Lastly the historic 1857 mutiny under command of Kunwar Singh had its impact in the district. As a result, during the independence movement the district had a substantial contribution to the freedom of India. Much after independence in the year 1972 Rohtas district was formed out of the old Shahabad district and in the year 1991. The present Kaimur district was formed out of the Rohtas district.
Adhaura: It is situated at a height of 2000 feet from the sea level on Kaimur plateau at a Distance of 58 Kms from Bhabua. Hills and surrounding forest make it an ideal tourist spot.
Baidyanath: village is situated at 9 kms south of Ramgarh block headquarters. A Shiva temple built by the late Pratihar dynasty is located here. Coins and valuables of historical importance have been unearthed here.
Bhabua: Bhabua is the headquarters of Kaimur district. This municipal town lies 14 Km south of G. T. Road connected by a road to be reached from Bhabua Road Railway station on Grand Chord Railway line.
Bhagwanpur: Bhagwanpur is situated 11 Km south of Bhabua near the Kaimur hills.

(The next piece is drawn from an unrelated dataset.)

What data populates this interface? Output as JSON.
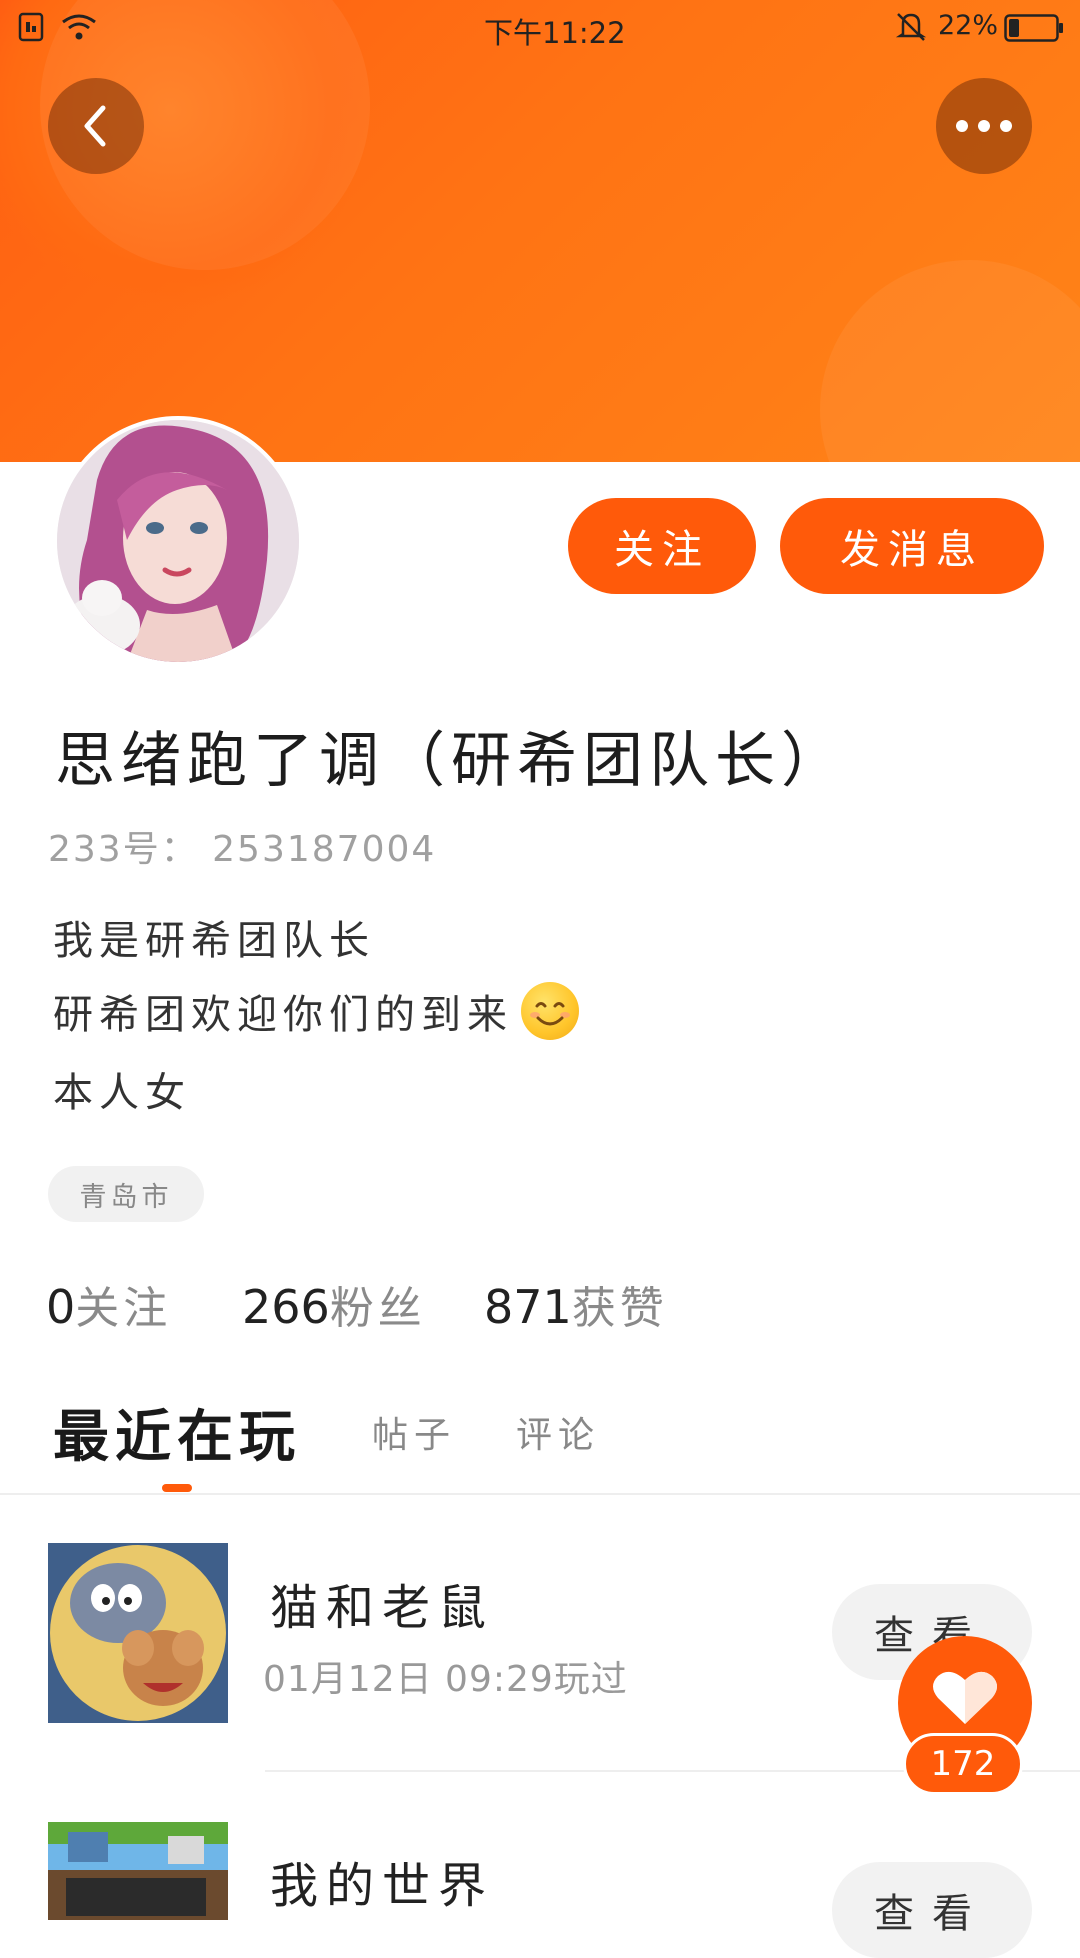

It is said to have been the seat of power of Kumar Chandrasen Saran Singh, who claimed his descent from Paras. It was confiscated by Sher Shah from Raja Shaliwahan but later restored to his successor during the reign of Akbar.
Chainpur: Situated 11 Km west of Bhabua headquarters it is credited with a great mausoleum of Bakhtiar Khan, who is said to have married the daughter of Sher Shah. The fort at Chainpur is a structure of Suri or Akbar period. The Hindu shrine of "Harsu Brahm" is famous in the locality. It is said that Kanyalkubya priest of Raja Shaliwahan, named Harshu Pandey, ended his life in protest against demolition of his house but during his cremation was seen standing at the cremation site at Varanasi.
Chorghatia: Chorghatia village in Adhaura block is an excellent beauty spot with a waterfall amidst beautiful scenery.
Durauli: Durauli village situated 8 Km North -East of Ramgarh contains two old temples built by the Cheros.
Ramgarh: Ramgarh village in the Bhagwanpur block in Bhabua Subdivision contains the famous Mundeshwari temple, built on a hilltop at a height of about 600 feet. Inscriptions of archeological importance found here describe the temple to be old enough to have been built around the year 635 A.D.